>>>>

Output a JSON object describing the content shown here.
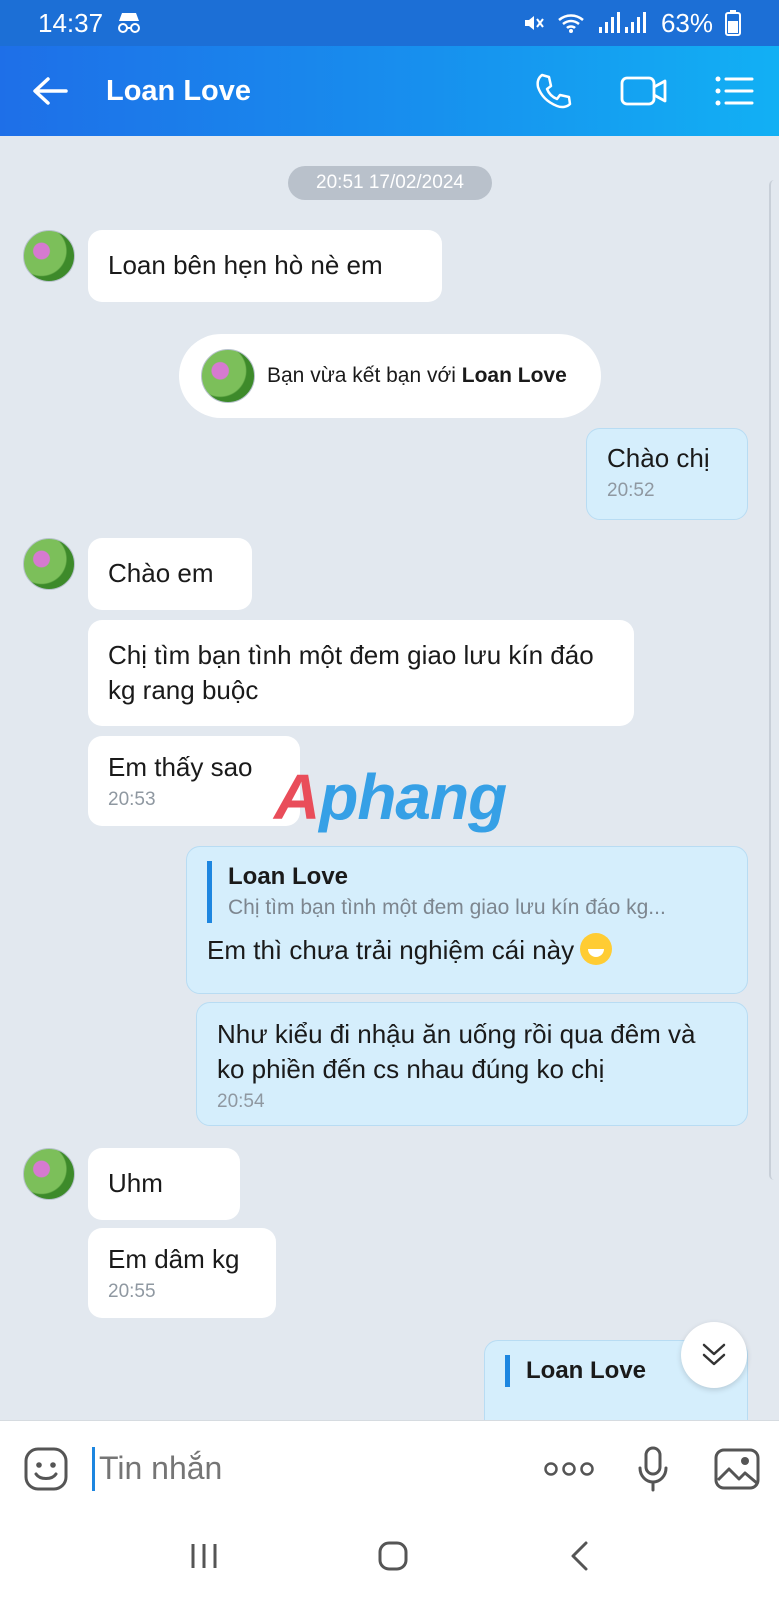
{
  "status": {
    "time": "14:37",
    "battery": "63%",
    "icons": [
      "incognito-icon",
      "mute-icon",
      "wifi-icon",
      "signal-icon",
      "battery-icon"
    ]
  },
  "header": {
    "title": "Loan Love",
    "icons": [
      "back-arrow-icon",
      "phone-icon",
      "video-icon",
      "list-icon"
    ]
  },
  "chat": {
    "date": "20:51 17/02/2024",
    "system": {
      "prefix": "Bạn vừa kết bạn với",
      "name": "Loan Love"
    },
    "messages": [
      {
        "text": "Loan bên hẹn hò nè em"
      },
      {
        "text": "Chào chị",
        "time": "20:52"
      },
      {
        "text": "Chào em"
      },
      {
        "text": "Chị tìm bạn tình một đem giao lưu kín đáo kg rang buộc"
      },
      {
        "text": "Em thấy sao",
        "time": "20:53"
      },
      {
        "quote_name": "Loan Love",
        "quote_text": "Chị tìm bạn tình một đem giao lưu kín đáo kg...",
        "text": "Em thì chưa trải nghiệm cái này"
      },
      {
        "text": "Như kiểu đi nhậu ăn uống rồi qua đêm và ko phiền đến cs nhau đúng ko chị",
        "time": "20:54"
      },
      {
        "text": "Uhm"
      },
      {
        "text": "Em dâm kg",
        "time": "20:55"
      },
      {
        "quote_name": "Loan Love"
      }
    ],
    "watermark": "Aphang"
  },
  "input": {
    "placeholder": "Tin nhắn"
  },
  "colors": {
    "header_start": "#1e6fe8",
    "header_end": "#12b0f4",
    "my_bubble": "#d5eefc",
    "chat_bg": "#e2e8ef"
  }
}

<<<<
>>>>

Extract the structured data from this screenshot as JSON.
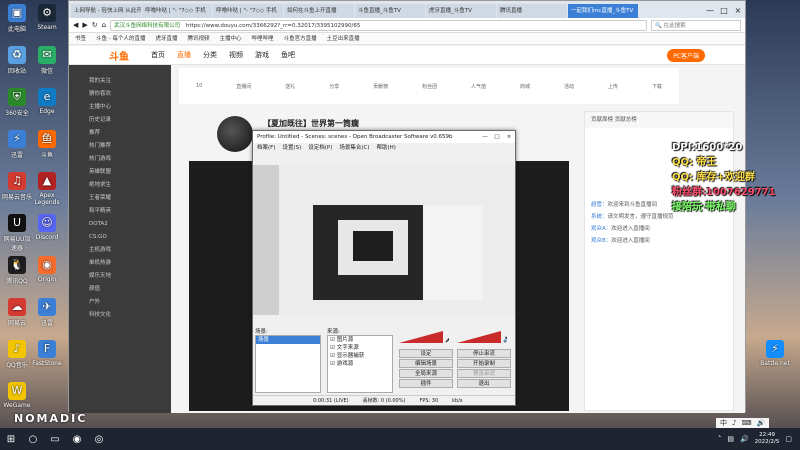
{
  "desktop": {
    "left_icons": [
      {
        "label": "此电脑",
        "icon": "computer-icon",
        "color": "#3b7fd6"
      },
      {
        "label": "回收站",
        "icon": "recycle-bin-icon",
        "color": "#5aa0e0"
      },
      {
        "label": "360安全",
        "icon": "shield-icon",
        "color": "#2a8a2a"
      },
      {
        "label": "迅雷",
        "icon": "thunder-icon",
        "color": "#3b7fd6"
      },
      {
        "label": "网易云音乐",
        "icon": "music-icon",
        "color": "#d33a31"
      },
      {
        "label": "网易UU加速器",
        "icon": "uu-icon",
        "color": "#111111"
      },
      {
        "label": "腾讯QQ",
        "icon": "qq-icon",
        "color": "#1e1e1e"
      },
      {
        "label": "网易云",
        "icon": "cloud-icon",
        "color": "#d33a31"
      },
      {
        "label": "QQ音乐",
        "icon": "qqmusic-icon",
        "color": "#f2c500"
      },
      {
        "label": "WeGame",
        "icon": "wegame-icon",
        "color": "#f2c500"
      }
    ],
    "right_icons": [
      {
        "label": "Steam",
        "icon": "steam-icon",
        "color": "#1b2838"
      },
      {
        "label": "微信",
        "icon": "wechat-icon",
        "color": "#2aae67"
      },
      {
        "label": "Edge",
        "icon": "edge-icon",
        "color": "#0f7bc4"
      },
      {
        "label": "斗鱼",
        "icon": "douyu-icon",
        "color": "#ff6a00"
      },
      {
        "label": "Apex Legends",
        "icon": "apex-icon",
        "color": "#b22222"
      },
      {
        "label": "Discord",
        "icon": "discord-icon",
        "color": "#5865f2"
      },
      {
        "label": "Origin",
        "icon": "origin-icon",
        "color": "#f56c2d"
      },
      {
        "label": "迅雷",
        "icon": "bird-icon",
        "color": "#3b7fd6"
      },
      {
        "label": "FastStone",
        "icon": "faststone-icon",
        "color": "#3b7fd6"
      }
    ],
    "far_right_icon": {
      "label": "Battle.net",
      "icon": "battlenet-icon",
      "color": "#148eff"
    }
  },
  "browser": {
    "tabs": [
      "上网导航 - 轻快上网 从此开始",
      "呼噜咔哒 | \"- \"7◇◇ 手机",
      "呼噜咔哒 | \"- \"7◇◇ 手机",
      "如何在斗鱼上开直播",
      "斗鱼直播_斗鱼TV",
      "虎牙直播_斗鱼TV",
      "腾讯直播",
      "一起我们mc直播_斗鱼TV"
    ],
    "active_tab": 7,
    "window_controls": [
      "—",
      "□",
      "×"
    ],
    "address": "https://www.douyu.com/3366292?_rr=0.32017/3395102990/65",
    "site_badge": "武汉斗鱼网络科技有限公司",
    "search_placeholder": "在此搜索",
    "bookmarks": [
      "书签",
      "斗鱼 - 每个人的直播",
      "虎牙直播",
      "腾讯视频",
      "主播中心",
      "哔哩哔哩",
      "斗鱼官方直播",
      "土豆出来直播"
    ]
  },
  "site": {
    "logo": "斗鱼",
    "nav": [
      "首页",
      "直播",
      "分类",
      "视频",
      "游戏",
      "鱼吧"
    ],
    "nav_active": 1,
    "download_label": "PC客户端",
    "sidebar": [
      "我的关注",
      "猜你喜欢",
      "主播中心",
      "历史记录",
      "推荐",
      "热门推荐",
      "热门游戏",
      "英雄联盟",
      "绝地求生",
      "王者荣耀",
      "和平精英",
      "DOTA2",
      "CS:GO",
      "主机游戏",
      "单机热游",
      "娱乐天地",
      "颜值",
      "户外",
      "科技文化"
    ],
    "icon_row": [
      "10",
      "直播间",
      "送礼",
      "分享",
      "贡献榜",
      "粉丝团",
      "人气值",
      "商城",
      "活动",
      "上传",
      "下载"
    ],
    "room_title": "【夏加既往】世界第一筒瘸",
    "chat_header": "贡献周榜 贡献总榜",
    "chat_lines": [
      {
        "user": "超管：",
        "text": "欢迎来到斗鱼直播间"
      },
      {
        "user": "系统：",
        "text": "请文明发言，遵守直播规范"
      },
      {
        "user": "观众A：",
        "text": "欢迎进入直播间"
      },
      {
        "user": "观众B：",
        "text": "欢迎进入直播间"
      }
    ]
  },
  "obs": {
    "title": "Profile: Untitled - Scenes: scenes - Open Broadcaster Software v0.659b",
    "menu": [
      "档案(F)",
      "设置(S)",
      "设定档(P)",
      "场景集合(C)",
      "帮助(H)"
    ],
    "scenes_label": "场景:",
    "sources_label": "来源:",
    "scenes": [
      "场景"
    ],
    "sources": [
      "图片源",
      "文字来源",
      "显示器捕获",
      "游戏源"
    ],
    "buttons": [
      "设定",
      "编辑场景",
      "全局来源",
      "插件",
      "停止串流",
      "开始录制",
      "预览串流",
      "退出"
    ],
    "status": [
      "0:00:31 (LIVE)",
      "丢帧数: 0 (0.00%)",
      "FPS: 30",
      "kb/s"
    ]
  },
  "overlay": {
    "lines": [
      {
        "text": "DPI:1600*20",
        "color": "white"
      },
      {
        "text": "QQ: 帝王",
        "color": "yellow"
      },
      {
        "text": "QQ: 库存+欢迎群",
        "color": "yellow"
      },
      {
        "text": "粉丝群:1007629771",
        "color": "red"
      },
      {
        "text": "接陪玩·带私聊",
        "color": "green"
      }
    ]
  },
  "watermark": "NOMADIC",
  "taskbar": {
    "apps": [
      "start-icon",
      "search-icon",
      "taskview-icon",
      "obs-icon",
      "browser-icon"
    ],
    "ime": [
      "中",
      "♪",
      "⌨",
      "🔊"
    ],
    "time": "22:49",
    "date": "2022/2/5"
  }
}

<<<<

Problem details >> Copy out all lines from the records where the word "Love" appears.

Written response >>
    "title": "Loan Love",
      "name": "Loan Love"
        "quote_name": "Loan Love",
        "quote_name": "Loan Love"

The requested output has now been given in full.